I have never been met with open and loving arms, even when I didn’t know a single thing about dyslexia, literacy, or the Reading Wars. I have never been met with a single conversation that did not seek to remind me that my place was one of submission, where I was to only listen, not question, and then go punish my child accordingly. The attitude from day 1 of walking into any school was that I needed to consider myself lucky to be inside the hallowed and sacred halls, deliver my food, thank them for their service, kiss my child good-bye, then drive away. I was to hand over my malleable, sensitive, dyslexic child to a place where I was not allowed to ask HOW they were going to teach him, and when they failed to teach him, listen to how it was my fault, his fault, and how I should be a better parent.
But because I am a parent, I’m the one spewing rhetoric, being divisive, teacher bashing, acting rabid, being inappropriate.
Riddle me this, if that is the perception I will always exist in, then how am I, the parent, supposed to cross the chasm to educators in order to instill change?

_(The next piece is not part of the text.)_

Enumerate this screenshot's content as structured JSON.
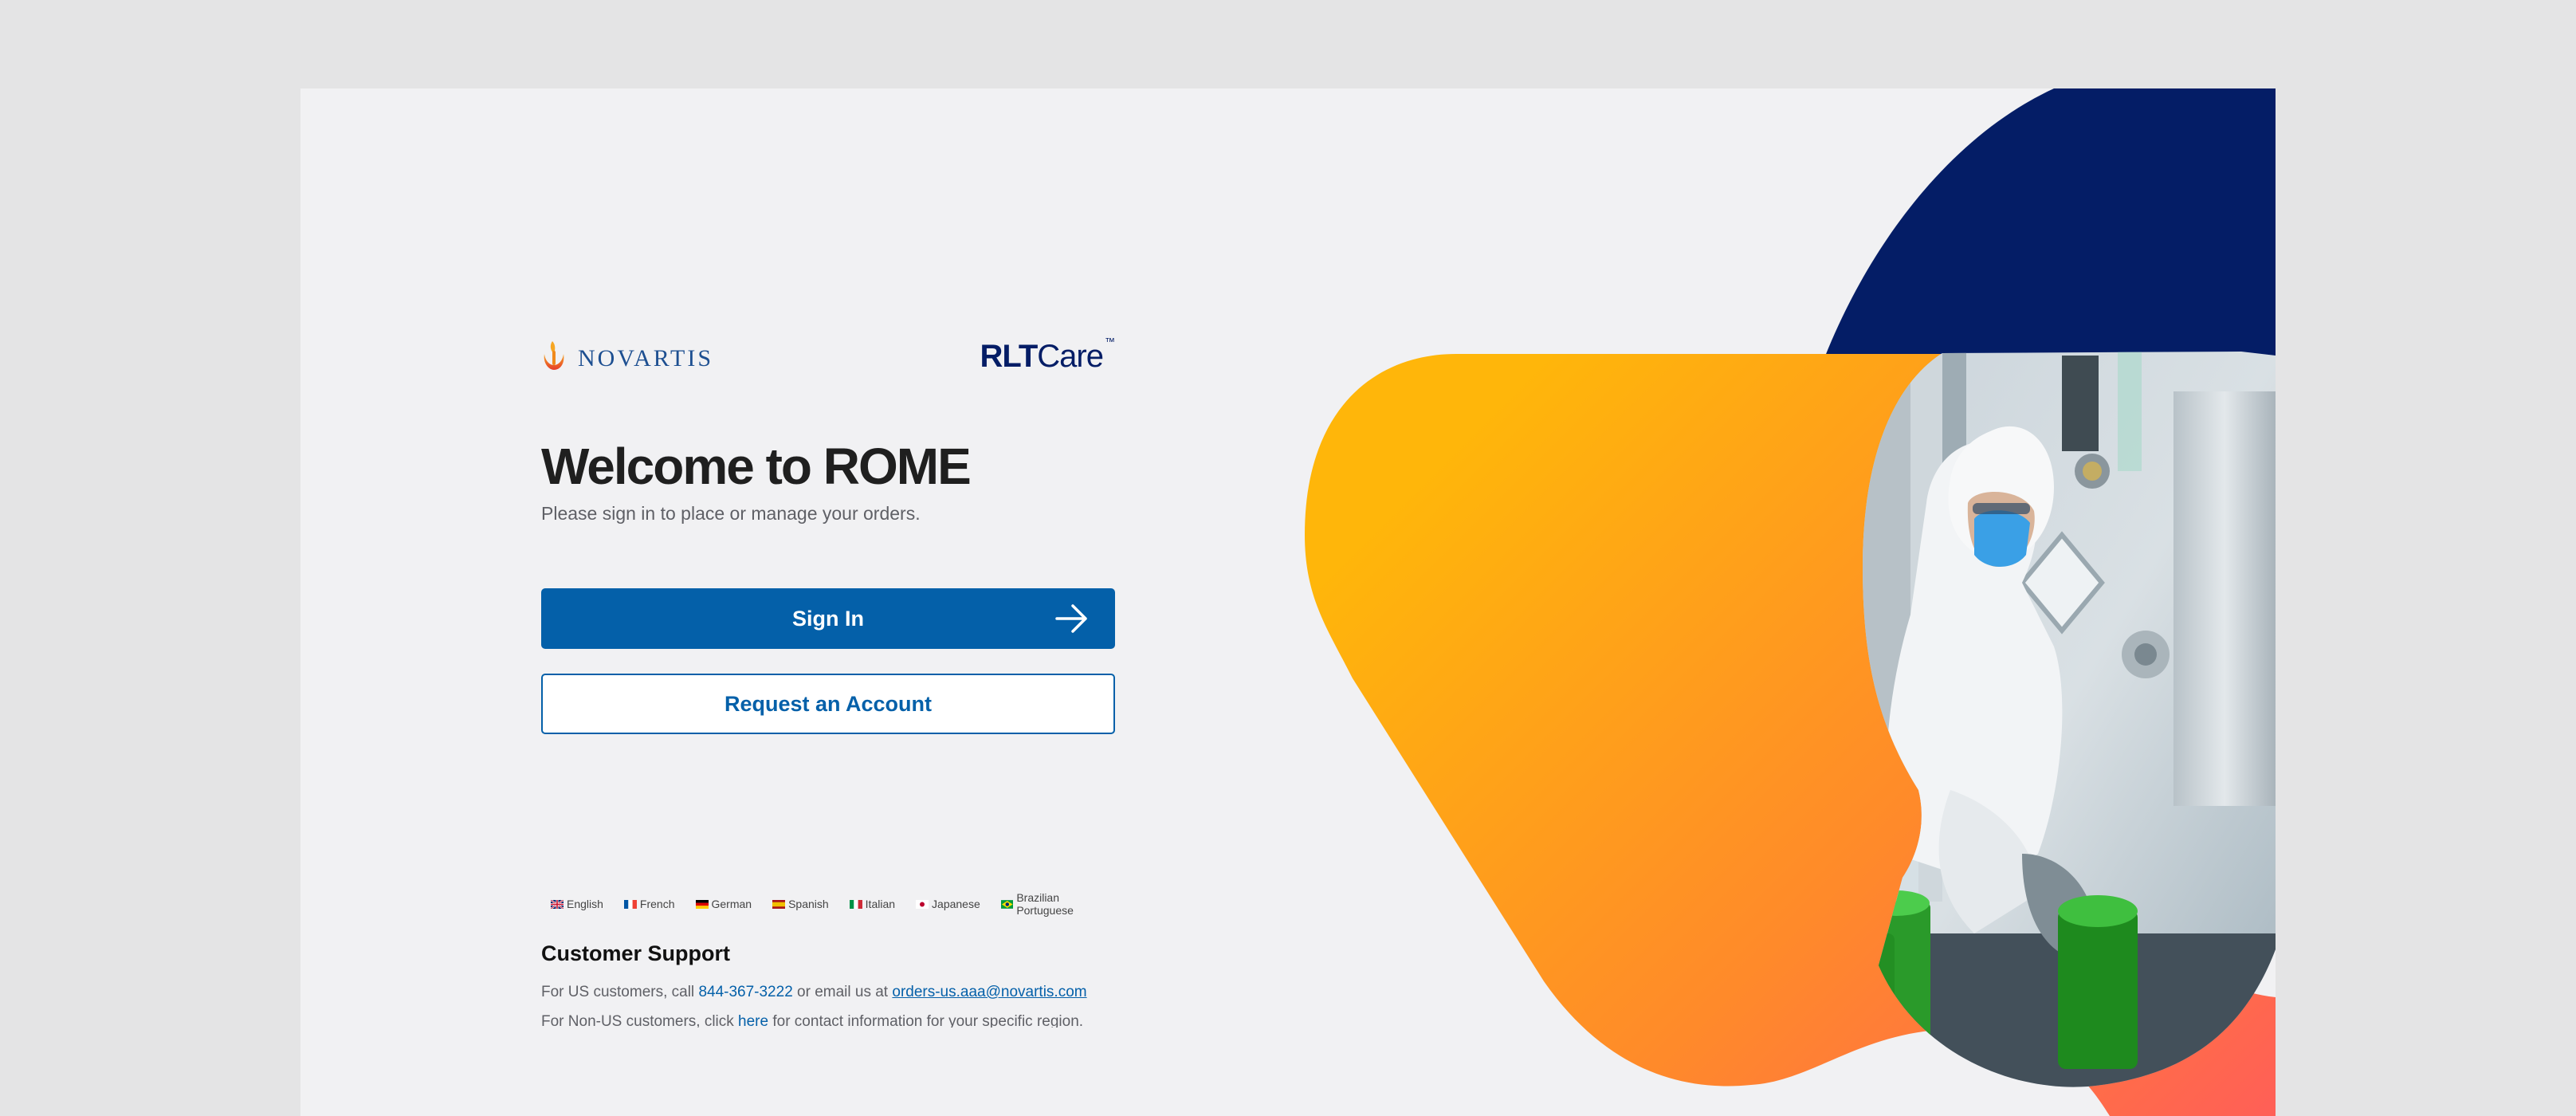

If that is the perception in which I exist then how can I ever be a part of the conversation?
The fact is under this perception I cannot be a part of the change, and that’s the very issue. The perception has been crafted in order to ensure parent exclusion. This is by design, and to expose this, to talk about this, is simply to solidify the perception that I am rabid.
And know this, I have never once said a single curse word, I have never slammed my hands on the table, I have never raised my voice above a conversational level or tone, yet I have been SCREAMED at, threatened, intimidated, lied to, bullied, had hands slammed against tables more times that I can count, had arms thrown up in the arm and SCREAMED at that I was being unreasonable all because I asked how the school intended to close my child’s reading gap.
But, I’m the one spewing rhetoric and denigrating education. I’m the one with the problem.
Hello. My name is Ashley, and I am a sinner. My sin is I am a parent, and I dare to question education. My sin is I dare to seek change.
My child’s sin is he isn’t in the 34% of children who will learn to read without any instruction, and that's his fault.
Both my son and I are damned for our shortcomings, our failings, because he had the audacity to be born dyslexic and as a result I dared to challenge reading instruction in our schools. We are worthless people who should die and burn in hell.
Yet, to not be damned, to not be rabid means I'm supposed to be grateful for whatever "literacy" he does obtain and he should be grateful that without my pocket books all he would be capable of is a life lived with illiteracy, because to be illiterate is our choice and our collective fault, not education's.
Let me illuminate you on how stupid I am. I have a BA in English and an MBA specializing in Management. I have worked for some of the largest corporations in the world brokering financial agreements, negotiations, and contracts worth significant amounts of money with jobs, livelihoods and lives on the line.
But, sure, I’m stupid. I’m not capable of doing the research, of understanding the material, of reading the books, of understanding the lectures, of asking logical questions and understanding the answers.
No, I’m just a rabid parent spewing rhetoric.